The sea looks menacing.
Only the ducks and geese can tell you what its like out there”.

Hopefully by using some of the found materials on the day I managed to capture some of that windswept, brooding beach.

Both Paignton Pier and Brancaster were painted as part of a fund raising project that I recently completed for the RNLI in which I painted at 180 locations around the English coast.
In each of the studies completed on location and particularly in each of larger studio versions I tried to use ‘local’ materials to help tie in the essence of each area.
This technique can also be seen used on Hastings and Workington, which was painted on a washed up plank from an Irish Sea fishing boat.

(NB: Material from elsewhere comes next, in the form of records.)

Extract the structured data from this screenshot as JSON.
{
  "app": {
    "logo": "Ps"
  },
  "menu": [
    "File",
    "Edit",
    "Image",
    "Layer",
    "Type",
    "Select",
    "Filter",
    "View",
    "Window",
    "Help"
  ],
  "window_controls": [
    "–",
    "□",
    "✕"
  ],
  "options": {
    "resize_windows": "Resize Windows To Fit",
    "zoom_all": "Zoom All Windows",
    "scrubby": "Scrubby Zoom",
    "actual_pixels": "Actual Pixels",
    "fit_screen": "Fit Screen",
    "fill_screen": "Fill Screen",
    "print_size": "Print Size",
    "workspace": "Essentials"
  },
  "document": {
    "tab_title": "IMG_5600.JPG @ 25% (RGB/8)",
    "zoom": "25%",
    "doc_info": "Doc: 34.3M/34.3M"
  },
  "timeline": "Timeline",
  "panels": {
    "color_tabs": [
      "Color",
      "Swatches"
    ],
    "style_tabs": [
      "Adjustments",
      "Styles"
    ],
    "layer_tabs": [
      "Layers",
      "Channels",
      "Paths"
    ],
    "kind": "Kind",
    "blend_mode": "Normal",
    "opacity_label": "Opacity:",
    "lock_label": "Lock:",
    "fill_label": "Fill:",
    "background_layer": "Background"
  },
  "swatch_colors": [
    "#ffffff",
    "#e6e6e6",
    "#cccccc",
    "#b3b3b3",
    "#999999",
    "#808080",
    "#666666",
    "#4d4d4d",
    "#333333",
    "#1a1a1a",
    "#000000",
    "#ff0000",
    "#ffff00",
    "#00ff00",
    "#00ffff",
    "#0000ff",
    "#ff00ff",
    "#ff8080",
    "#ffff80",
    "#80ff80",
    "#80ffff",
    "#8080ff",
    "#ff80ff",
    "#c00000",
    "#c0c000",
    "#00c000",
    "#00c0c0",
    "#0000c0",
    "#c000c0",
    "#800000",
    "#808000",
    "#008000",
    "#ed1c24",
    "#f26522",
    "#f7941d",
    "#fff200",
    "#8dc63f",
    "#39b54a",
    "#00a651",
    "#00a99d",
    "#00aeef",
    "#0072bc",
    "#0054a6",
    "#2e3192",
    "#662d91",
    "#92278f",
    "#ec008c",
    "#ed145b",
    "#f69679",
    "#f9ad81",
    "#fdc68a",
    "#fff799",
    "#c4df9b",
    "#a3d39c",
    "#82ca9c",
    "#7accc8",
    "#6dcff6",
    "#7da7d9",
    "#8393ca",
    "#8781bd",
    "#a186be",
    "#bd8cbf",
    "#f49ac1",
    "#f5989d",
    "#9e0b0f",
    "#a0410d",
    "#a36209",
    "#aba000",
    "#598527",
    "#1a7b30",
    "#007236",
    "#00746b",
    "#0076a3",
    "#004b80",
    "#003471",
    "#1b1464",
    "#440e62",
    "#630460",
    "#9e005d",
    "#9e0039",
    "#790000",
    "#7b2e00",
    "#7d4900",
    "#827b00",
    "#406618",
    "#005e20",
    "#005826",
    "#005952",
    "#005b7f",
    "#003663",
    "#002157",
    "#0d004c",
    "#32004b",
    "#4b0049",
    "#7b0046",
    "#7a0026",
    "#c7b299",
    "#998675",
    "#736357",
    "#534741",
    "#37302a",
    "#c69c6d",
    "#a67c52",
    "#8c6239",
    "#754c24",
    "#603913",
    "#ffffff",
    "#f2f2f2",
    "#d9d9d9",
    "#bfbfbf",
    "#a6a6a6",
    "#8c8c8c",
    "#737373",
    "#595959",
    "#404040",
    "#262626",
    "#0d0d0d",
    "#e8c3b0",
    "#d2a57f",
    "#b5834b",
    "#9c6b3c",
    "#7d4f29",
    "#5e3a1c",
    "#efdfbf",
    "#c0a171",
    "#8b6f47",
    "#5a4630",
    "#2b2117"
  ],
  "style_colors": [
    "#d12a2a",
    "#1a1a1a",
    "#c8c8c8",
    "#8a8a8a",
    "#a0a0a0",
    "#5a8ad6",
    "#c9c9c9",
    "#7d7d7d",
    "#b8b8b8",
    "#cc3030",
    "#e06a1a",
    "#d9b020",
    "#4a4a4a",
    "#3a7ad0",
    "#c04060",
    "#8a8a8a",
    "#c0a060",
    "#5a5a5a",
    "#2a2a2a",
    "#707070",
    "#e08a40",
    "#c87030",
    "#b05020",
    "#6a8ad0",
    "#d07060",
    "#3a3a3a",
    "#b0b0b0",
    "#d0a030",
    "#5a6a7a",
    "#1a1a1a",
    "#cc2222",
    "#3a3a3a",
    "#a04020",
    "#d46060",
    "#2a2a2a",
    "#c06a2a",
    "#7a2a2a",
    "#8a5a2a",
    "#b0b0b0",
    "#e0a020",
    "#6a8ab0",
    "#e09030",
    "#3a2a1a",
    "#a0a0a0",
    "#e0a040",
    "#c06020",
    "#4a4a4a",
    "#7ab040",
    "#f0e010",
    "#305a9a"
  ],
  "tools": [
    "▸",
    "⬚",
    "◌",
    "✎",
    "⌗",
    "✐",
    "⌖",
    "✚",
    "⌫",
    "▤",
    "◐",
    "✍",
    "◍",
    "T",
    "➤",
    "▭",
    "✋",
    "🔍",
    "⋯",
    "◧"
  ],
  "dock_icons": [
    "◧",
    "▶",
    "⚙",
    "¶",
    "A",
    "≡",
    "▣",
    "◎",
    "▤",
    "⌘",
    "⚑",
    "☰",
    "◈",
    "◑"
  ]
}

So next time you open your tubes of acrylic paint, don’t be afraid, use the glorious colourful sticky paint with abandon.
Revel in the gluey, plastic qualities that acrylics possess and remember to throw into the ring whatever is to hand.
Your painting will be unique; your painting will be rooted to its location.
Your painting will have a magic of its own…End.

Dinner is a satisfying combination of potatoes baked for almost two hours until the skins are crisp to the point of shattering and the fluffy interior just begs for butter.
Served with an omelette of cheddar and chives, which is filled with cream cheese.
Only peas are needed to finish the dish.

Followed later in the evening by a steaming mug of hot chocolate, made with milk, not water and laced with a generous glug of brandy. All topped off with grated 100% cacao.

Kerry still can’t hear properly, I SAID KERRY STILL CAN’T HEAR PROPERLY, but will hopefully have her ears syringed tomorrow.


Liz said...

Fab posting: illuminating, enthusiastic, exuberant and sensuous (the fooood!)

Glyn said...

Thanks Liz, lots more to come!

Yati said...

You paint, you write and you cook with so impressed.
Live on adding beauty to this world!